(Page and application data records)
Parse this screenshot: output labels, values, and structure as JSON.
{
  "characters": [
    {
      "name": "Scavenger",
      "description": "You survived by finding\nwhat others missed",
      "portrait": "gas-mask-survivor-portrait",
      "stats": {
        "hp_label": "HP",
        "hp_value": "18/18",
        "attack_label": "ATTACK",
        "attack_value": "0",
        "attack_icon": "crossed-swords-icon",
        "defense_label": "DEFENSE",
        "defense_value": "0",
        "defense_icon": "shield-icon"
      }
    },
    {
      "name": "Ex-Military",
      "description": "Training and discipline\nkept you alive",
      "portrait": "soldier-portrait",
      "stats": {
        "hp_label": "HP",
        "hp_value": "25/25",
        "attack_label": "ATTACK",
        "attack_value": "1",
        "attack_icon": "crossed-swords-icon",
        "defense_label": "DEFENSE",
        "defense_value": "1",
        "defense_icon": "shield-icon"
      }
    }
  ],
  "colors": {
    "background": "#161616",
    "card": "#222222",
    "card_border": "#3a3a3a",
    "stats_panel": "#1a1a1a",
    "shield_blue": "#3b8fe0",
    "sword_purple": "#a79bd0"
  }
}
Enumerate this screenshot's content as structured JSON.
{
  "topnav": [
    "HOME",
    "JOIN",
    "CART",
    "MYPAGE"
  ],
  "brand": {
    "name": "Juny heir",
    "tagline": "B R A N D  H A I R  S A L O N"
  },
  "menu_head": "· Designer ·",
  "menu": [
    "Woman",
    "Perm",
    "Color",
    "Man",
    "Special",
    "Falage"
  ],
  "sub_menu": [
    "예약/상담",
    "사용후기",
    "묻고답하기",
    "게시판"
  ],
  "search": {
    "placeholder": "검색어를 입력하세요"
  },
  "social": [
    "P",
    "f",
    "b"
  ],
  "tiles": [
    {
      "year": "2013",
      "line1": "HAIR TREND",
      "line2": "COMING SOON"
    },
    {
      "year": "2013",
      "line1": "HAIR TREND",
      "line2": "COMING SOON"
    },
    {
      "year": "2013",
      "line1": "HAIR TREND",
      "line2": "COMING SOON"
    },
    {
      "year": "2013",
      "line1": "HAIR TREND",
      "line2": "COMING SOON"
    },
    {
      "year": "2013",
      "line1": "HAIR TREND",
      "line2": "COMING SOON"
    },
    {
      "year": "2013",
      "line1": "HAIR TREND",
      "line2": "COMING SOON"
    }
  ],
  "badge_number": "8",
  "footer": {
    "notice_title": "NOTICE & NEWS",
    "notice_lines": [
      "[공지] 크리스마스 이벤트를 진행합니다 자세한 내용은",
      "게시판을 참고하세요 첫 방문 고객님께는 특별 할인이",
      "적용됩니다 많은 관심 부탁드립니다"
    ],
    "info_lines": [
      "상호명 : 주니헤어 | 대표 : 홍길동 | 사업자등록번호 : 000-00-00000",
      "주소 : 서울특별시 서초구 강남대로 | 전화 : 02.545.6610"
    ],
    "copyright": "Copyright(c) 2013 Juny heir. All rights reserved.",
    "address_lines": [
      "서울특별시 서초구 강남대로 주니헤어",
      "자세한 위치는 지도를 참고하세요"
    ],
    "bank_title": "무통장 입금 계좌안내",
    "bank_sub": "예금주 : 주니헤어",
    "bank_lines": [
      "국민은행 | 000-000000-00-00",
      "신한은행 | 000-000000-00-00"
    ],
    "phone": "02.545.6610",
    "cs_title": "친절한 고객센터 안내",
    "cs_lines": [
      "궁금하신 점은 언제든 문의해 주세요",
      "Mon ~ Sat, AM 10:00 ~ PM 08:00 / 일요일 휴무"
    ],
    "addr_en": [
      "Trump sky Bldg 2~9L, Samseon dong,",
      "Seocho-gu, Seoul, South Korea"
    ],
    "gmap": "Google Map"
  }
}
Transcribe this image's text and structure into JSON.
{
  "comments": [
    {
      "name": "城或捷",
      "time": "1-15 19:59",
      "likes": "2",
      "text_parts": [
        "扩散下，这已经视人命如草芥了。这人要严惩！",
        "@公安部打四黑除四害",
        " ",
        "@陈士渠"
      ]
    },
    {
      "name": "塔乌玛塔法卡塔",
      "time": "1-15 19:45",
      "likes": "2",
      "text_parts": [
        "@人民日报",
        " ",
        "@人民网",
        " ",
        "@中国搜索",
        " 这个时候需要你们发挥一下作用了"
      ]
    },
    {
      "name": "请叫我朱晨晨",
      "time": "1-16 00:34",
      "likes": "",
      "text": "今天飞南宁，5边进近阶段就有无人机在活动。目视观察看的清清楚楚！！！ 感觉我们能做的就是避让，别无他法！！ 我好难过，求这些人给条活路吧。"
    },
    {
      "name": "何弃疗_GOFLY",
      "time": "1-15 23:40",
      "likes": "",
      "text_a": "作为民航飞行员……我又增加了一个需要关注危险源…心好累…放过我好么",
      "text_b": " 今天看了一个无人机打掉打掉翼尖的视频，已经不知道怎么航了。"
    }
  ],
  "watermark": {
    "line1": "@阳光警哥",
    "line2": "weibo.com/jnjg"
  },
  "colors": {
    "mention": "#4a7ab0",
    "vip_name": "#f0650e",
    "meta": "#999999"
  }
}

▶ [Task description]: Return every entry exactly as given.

▶ [Written answer]:
Parse this screenshot: output labels, values, and structure as JSON.
{
  "characters": [
    {
      "name": "Scavenger",
      "description": "You survived by finding\nwhat others missed",
      "portrait": "gas-mask-survivor-portrait",
      "stats": {
        "hp_label": "HP",
        "hp_value": "18/18",
        "attack_label": "ATTACK",
        "attack_value": "0",
        "attack_icon": "crossed-swords-icon",
        "defense_label": "DEFENSE",
        "defense_value": "0",
        "defense_icon": "shield-icon"
      }
    },
    {
      "name": "Ex-Military",
      "description": "Training and discipline\nkept you alive",
      "portrait": "soldier-portrait",
      "stats": {
        "hp_label": "HP",
        "hp_value": "25/25",
        "attack_label": "ATTACK",
        "attack_value": "1",
        "attack_icon": "crossed-swords-icon",
        "defense_label": "DEFENSE",
        "defense_value": "1",
        "defense_icon": "shield-icon"
      }
    }
  ],
  "colors": {
    "background": "#161616",
    "card": "#222222",
    "card_border": "#3a3a3a",
    "stats_panel": "#1a1a1a",
    "shield_blue": "#3b8fe0",
    "sword_purple": "#a79bd0"
  }
}
Enumerate this screenshot's content as structured JSON.
{
  "topnav": [
    "HOME",
    "JOIN",
    "CART",
    "MYPAGE"
  ],
  "brand": {
    "name": "Juny heir",
    "tagline": "B R A N D  H A I R  S A L O N"
  },
  "menu_head": "· Designer ·",
  "menu": [
    "Woman",
    "Perm",
    "Color",
    "Man",
    "Special",
    "Falage"
  ],
  "sub_menu": [
    "예약/상담",
    "사용후기",
    "묻고답하기",
    "게시판"
  ],
  "search": {
    "placeholder": "검색어를 입력하세요"
  },
  "social": [
    "P",
    "f",
    "b"
  ],
  "tiles": [
    {
      "year": "2013",
      "line1": "HAIR TREND",
      "line2": "COMING SOON"
    },
    {
      "year": "2013",
      "line1": "HAIR TREND",
      "line2": "COMING SOON"
    },
    {
      "year": "2013",
      "line1": "HAIR TREND",
      "line2": "COMING SOON"
    },
    {
      "year": "2013",
      "line1": "HAIR TREND",
      "line2": "COMING SOON"
    },
    {
      "year": "2013",
      "line1": "HAIR TREND",
      "line2": "COMING SOON"
    },
    {
      "year": "2013",
      "line1": "HAIR TREND",
      "line2": "COMING SOON"
    }
  ],
  "badge_number": "8",
  "footer": {
    "notice_title": "NOTICE & NEWS",
    "notice_lines": [
      "[공지] 크리스마스 이벤트를 진행합니다 자세한 내용은",
      "게시판을 참고하세요 첫 방문 고객님께는 특별 할인이",
      "적용됩니다 많은 관심 부탁드립니다"
    ],
    "info_lines": [
      "상호명 : 주니헤어 | 대표 : 홍길동 | 사업자등록번호 : 000-00-00000",
      "주소 : 서울특별시 서초구 강남대로 | 전화 : 02.545.6610"
    ],
    "copyright": "Copyright(c) 2013 Juny heir. All rights reserved.",
    "address_lines": [
      "서울특별시 서초구 강남대로 주니헤어",
      "자세한 위치는 지도를 참고하세요"
    ],
    "bank_title": "무통장 입금 계좌안내",
    "bank_sub": "예금주 : 주니헤어",
    "bank_lines": [
      "국민은행 | 000-000000-00-00",
      "신한은행 | 000-000000-00-00"
    ],
    "phone": "02.545.6610",
    "cs_title": "친절한 고객센터 안내",
    "cs_lines": [
      "궁금하신 점은 언제든 문의해 주세요",
      "Mon ~ Sat, AM 10:00 ~ PM 08:00 / 일요일 휴무"
    ],
    "addr_en": [
      "Trump sky Bldg 2~9L, Samseon dong,",
      "Seocho-gu, Seoul, South Korea"
    ],
    "gmap": "Google Map"
  }
}
Transcribe this image's text and structure into JSON.
{
  "comments": [
    {
      "name": "城或捷",
      "time": "1-15 19:59",
      "likes": "2",
      "text_parts": [
        "扩散下，这已经视人命如草芥了。这人要严惩！",
        "@公安部打四黑除四害",
        " ",
        "@陈士渠"
      ]
    },
    {
      "name": "塔乌玛塔法卡塔",
      "time": "1-15 19:45",
      "likes": "2",
      "text_parts": [
        "@人民日报",
        " ",
        "@人民网",
        " ",
        "@中国搜索",
        " 这个时候需要你们发挥一下作用了"
      ]
    },
    {
      "name": "请叫我朱晨晨",
      "time": "1-16 00:34",
      "likes": "",
      "text": "今天飞南宁，5边进近阶段就有无人机在活动。目视观察看的清清楚楚！！！ 感觉我们能做的就是避让，别无他法！！ 我好难过，求这些人给条活路吧。"
    },
    {
      "name": "何弃疗_GOFLY",
      "time": "1-15 23:40",
      "likes": "",
      "text_a": "作为民航飞行员……我又增加了一个需要关注危险源…心好累…放过我好么",
      "text_b": " 今天看了一个无人机打掉打掉翼尖的视频，已经不知道怎么航了。"
    }
  ],
  "watermark": {
    "line1": "@阳光警哥",
    "line2": "weibo.com/jnjg"
  },
  "colors": {
    "mention": "#4a7ab0",
    "vip_name": "#f0650e",
    "meta": "#999999"
  }
}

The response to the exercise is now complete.